First-order Markov chain describing a rat behavior in the elevated plus-maze. It does well qualitatively, not so great quantitatively. It has a sample size of 63 rodents.


  • Suggested that since both previous models simulated the rat using sequential probabilistic processes, they could also use Markov Chains.
  • Markov Chains: the behavior of the system is described with a set of discrete states. Time is also discrete. The state in a given time is dependent on the previous k states and has a specific probability. A first-order Markov Chain depends only on the current state. It is also called “homogeneous” if the transition probability does not depend on time.
  • Sought to define the rodent behavior using first-order homogeneous Markov chains.
  • Sample of 63 rats. 27 in the control group, 26 on anxiolytic drugs, and 10 on anxiogenic.
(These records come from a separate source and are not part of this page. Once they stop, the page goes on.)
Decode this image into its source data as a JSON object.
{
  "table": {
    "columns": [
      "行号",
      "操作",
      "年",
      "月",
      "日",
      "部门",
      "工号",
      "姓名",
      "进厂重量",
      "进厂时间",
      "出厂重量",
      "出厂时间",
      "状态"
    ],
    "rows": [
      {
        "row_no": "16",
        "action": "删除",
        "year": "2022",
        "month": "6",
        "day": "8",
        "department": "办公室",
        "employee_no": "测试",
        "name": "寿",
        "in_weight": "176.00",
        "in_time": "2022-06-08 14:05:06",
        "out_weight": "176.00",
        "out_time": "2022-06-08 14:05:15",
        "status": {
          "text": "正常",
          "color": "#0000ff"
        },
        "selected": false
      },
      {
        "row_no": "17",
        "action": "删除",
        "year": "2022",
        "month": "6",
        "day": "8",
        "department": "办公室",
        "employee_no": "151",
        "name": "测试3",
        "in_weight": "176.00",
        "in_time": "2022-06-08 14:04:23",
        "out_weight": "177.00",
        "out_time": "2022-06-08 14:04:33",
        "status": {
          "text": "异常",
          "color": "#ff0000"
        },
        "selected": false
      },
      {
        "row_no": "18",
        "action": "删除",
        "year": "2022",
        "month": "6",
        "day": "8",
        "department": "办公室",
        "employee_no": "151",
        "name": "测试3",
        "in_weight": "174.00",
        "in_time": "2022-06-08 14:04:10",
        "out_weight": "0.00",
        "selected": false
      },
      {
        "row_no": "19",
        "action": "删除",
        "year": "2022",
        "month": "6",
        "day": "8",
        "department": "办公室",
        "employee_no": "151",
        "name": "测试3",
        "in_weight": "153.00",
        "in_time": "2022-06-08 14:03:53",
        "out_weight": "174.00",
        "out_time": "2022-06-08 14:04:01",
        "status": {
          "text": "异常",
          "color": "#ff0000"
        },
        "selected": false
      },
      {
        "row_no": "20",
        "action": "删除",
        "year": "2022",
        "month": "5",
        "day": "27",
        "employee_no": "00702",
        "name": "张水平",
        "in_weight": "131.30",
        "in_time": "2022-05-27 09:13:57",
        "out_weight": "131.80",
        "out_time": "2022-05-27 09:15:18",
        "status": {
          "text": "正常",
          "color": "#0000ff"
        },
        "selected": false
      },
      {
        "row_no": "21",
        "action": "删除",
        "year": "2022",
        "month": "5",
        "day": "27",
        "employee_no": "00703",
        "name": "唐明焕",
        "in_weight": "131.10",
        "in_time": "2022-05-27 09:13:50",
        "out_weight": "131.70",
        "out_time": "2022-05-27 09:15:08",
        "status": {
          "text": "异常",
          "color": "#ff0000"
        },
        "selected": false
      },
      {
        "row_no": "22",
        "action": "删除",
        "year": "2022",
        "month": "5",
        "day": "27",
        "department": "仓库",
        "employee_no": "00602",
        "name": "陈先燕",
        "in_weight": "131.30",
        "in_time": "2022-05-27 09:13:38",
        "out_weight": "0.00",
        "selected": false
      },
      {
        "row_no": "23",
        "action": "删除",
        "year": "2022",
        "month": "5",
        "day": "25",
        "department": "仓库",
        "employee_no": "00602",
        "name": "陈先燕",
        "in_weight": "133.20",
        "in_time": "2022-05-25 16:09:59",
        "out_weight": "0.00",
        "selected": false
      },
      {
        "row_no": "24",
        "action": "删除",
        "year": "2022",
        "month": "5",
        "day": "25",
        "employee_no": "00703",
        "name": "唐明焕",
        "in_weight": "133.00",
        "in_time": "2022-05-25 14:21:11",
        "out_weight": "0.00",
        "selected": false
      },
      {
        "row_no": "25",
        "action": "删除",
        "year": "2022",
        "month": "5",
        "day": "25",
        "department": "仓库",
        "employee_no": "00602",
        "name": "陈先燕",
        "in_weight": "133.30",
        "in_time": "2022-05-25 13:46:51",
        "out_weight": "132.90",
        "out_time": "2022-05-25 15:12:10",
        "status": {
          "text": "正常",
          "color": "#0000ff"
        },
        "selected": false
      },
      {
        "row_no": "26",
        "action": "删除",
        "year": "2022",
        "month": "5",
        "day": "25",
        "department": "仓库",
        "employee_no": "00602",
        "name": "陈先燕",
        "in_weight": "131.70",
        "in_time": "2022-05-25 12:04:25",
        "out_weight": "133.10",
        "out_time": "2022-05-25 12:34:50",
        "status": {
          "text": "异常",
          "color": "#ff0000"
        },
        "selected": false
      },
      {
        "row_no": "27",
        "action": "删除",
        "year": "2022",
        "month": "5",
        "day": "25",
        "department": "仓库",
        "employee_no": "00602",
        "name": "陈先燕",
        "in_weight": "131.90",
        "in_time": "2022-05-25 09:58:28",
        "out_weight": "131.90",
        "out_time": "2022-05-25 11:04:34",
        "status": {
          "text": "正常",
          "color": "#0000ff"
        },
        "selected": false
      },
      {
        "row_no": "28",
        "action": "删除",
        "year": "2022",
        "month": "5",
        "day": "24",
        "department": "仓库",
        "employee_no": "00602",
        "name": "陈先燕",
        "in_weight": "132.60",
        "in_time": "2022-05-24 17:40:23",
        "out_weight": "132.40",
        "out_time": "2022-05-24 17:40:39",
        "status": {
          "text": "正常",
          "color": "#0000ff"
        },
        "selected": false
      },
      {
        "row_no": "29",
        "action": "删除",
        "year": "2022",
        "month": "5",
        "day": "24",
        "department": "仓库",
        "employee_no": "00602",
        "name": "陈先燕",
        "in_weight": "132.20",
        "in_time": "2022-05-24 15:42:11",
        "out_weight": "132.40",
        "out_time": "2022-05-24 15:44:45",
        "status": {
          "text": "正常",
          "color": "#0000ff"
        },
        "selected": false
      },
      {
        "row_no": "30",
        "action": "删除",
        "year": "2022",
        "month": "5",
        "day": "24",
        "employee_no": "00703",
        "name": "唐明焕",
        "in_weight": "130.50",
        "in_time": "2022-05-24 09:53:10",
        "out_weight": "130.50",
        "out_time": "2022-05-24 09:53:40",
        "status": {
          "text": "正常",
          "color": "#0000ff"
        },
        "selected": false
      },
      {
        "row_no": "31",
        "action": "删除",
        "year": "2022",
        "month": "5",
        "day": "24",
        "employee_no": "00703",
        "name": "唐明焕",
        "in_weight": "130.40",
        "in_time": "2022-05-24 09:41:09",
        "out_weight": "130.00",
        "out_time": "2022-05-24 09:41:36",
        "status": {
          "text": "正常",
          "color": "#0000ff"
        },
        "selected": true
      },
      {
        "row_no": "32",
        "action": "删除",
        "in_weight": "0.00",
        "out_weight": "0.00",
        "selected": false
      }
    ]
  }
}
  • Divided the maze into 11 squares. One in the center, five in each arm. What is considered as two open arms by other researchers, here is a “longer” one open arm. The same applies to the closed arm. The idea is to remove the number of states and complexity from something that’s not the goal of the research.
  • Auto-transitions – go to the same state from one time unit to the other – are forbidden, since the representation intends to model the transition between squares.
  • Markov Chain states: 1-5 open arms, 7-11 closed arms, and 6 center.
  • The transition is considered a Bernoulli trial: only two possible outcomes. The state can change to the state to the right – probability p – or to the left – probability p-1.
  • Stochastic matrix (pij):
    • pij = nij / nj, where i, j = 1, 2… 11, i ≠ j
    • ni = {j=1, 11} ∑ nij (i ≠ j)
  • Stationary probabilities (π):
    • π = πP
  • Stationary probabilities (π) can be calculated in two ways:
    • Solve {i=1, 11} ∑ πi = 1; or
    • Pn = P × P × P × P × … × P (n times)
    • They used both and considered n=30 to give a good-enough estimate. So they used the second option.
  • Results show that rats under anxiolytic drug don’t have a preference for a square. Suggests that such drugs smooth out the preference difference between fear and curiosity. “as in a symmetric random walk.”
  • Authors affirmed that it was already possible to describe rat’s behavior using only first-order Markov Chains. They say that preference between open and closed arms, and their transitions, seem to be simple enough for first-order. But exploratory patterns may be more complex.
  • Claimed that it’s possible to tell if an unknown drug has real anxiolytic or anxiogenic effects using the models.
  • Qualitatively good, quantitatively not so much.


  • Considering the scope of the paper, explains considerably well Markov Chains and how to interpret the results.
  • Why using only first-order Markov Chains if the assumption – included in previous researches – is that the action depends on past actions, like an inertial movement? An experiment could be to try to reproduce it using more previous actions.
  • Although much more understandable than last times I read about Markov Chains, it isn’t completely clear how to solve the matrices. Also, if there are other ways of representing or solving the chain problem.
  • It could be interesting to also test with a more significant number of squares/states and allow auto-transitions, by measuring a transition in a time unit such as 1 second. It could improve results.
  • Would it be possible to design a Markov Chain that also considers behavioral actions such as grooming?
  • Based on my current readings, it is the research using the larger sample size so far: n=63. Would it have a specific reason for them to have a larger sample size, while others don’t have?